What MPs and Peers should do now
MPs and peers should amend the Government’s Article 50 Bill to provide for a referendum on the terms with the option to Remain.
That proposal now has the support of a quarter of the electorate, and we can be sure it will be more popular in November 2018. But then it may be too late to set up the referendum against the wishes of the Government.
MPs can justify the referendum to all their constituents – both Leavers and Remainers:
* a vote for Article 50 honours the June referendum result;
* good government calls for a review of the project once there is a plan;
* a referendum on the terms hands back to the electorate the next decision in the process. It allows voters to Take back Control.
What you can do

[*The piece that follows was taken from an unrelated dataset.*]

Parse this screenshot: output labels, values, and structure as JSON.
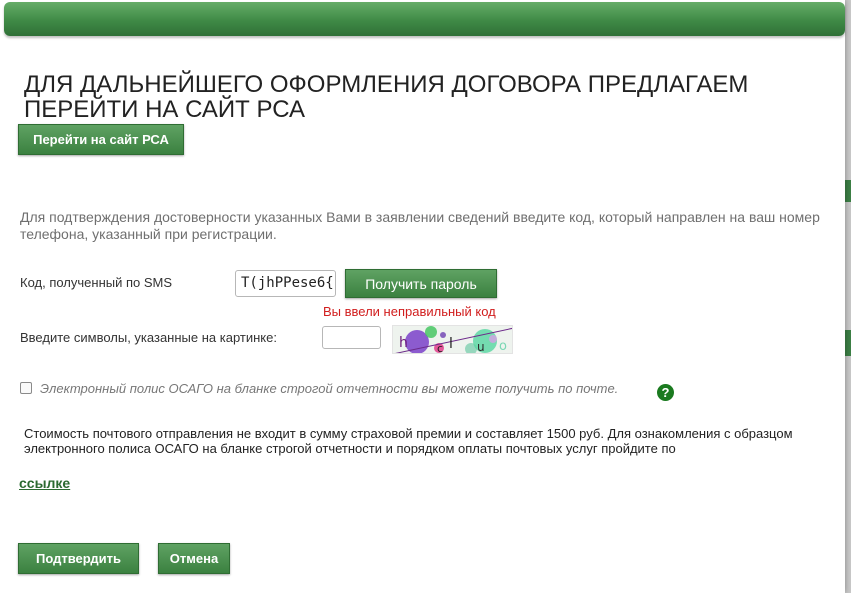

Write to your MP, to the Labour Party and SNP leadership, to any peer you know. Ask them to support the amendment to the Article 50 Bill that will provide for a referendum on the terms with the option to Remain.
UK Polling Report round-up of opinion on Brexit
Yougov polling November 2016
Guardian/ ICM poll in January 2017, with 26% wanting a referendum on the terms, 12% a Parliamentary vote.
Find your MP, with contact details
Michael Romberg is a retired senior civil servant and a member of the European Movement. You can read more from Michael on his Facebook page: Campaign for the Real Referendum – on the Terms of Brexit. It has model letters to MPs, if you would like some inspiration.